… to cough, sneeze, and be bedridden for a week. Yes, it’s flu season again- make sure your hand sanitizers are fully stocked in the library! For the past week I’ve been fighting off the relentless flu bug, and it got me thinking that a health-related post was just what the doctor ordered 😉
So, what do you do when a patron requires information on their own health concern? Here are a few tips and resources:
- First of all never, ever offer health advice. That’s a big no-no. I would assume that’s a given, but you never know…
- Be very sensitive when probing for more information. I know you need information to conduct a proper reference interview, but too much questioning may scare the patron off.
- It’s a good idea to have a list of local walk-in clinics and hospitals handy.
- When looking for reliable health information online, check that the page is HONcode Certified. The Health on the Net Foundation created the HON Code of Conduct for medical and health websites. Certified websites are guaranteed to be authoritative, complementary (not intended to replace medical treatment/advice), justifiable, and transparent (author of website is easy to contact.) In addition, these websites respect the privacy of viewers, properly cite the source of published information, disclose financial sources, and clearly distinguish advertising from editorial content.
- Medline Plus is a great resource, produced by the National Library of Medicine. Their medical dictionary can come in handy when a patron is unfamiliar with a medical term.
- PubMed Central if you need more scholarly (less consumer health) information
- HealthLink BC and Public Health Agency of Canada Health Promotion for my fellow Canadians
- Mental health issue? Direct your patron to the National Institute of Mental Health website, or even better, my own LibGuide 😉
… and aren’t books just the best presents of all 😛
Here are some resources if you’re choosing a book as a gift this Christmas:
- Publisher’s Weekly Best Books of 2012
- School Library Journal’s Best Books 2012 (for kids and young adults)
- Giller Prize winner
- BC Book Prizes
- Governor General’s Literary Awards
- Amazon’s Best Sellers
- New York Times Best Sellers
And of course, my top five books of 2012:
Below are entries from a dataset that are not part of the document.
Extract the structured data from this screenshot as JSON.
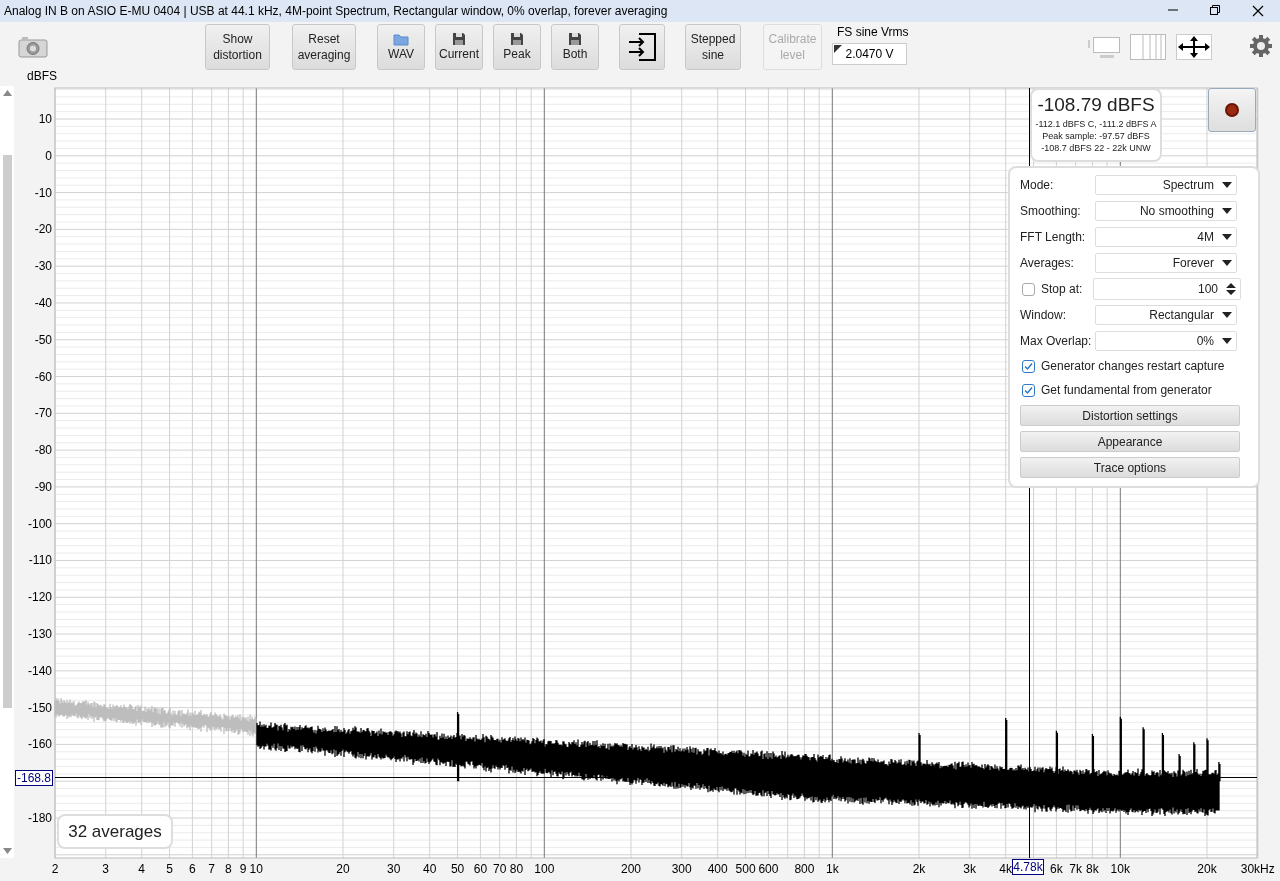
{
  "window": {
    "title": "Analog IN B on ASIO E-MU 0404 | USB at 44.1 kHz, 4M-point Spectrum, Rectangular window, 0% overlap, forever averaging"
  },
  "toolbar": {
    "buttons": [
      {
        "kind": "text",
        "label": "Show\ndistortion",
        "disabled": false
      },
      {
        "kind": "text",
        "label": "Reset\naveraging",
        "disabled": false
      },
      {
        "kind": "folder",
        "label": "WAV",
        "disabled": false
      },
      {
        "kind": "save",
        "label": "Current",
        "disabled": false
      },
      {
        "kind": "save",
        "label": "Peak",
        "disabled": false
      },
      {
        "kind": "save",
        "label": "Both",
        "disabled": false
      },
      {
        "kind": "import",
        "disabled": false
      },
      {
        "kind": "text",
        "label": "Stepped\nsine",
        "disabled": false
      },
      {
        "kind": "text",
        "label": "Calibrate\nlevel",
        "disabled": true
      }
    ],
    "fs_label": "FS sine Vrms",
    "fs_value": "2.0470 V"
  },
  "chart": {
    "y_unit": "dBFS",
    "y_ticks": [
      "10",
      "0",
      "-10",
      "-20",
      "-30",
      "-40",
      "-50",
      "-60",
      "-70",
      "-80",
      "-90",
      "-100",
      "-110",
      "-120",
      "-130",
      "-140",
      "-150",
      "-160",
      "-180"
    ],
    "x_ticks": [
      "2",
      "3",
      "4",
      "5",
      "6",
      "7",
      "8",
      "9",
      "10",
      "20",
      "30",
      "40",
      "50",
      "60",
      "70",
      "80",
      "100",
      "200",
      "300",
      "400",
      "500",
      "600",
      "800",
      "1k",
      "2k",
      "3k",
      "4k",
      "6k",
      "7k",
      "8k",
      "10k",
      "20k",
      "30kHz"
    ],
    "cursor_level": "-168.8",
    "cursor_freq": "4.78k",
    "averages": "32 averages"
  },
  "readout": {
    "main": "-108.79 dBFS",
    "lines": [
      "-112.1 dBFS C, -111.2 dBFS A",
      "Peak sample: -97.57 dBFS",
      "-108.7 dBFS 22 - 22k UNW"
    ]
  },
  "panel": {
    "rows": [
      {
        "kind": "dropdown",
        "label": "Mode:",
        "value": "Spectrum"
      },
      {
        "kind": "dropdown",
        "label": "Smoothing:",
        "value": "No smoothing"
      },
      {
        "kind": "dropdown",
        "label": "FFT Length:",
        "value": "4M"
      },
      {
        "kind": "dropdown",
        "label": "Averages:",
        "value": "Forever"
      },
      {
        "kind": "spinner",
        "label": "Stop at:",
        "value": "100",
        "checked": false
      },
      {
        "kind": "dropdown",
        "label": "Window:",
        "value": "Rectangular"
      },
      {
        "kind": "dropdown",
        "label": "Max Overlap:",
        "value": "0%"
      },
      {
        "kind": "checkbox",
        "label": "Generator changes restart capture",
        "checked": true
      },
      {
        "kind": "checkbox",
        "label": "Get fundamental from generator",
        "checked": true
      },
      {
        "kind": "button",
        "label": "Distortion settings"
      },
      {
        "kind": "button",
        "label": "Appearance"
      },
      {
        "kind": "button",
        "label": "Trace options"
      }
    ]
  }
}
- Room by Emma Donoghue
- Enduring Love by Ian McEwan
- The Hunger Games by Suzanne Collins
- We Need to Talk About Kevin by Lionel Shriver
- The Hypnotist’s Love Story by Liane Moriarty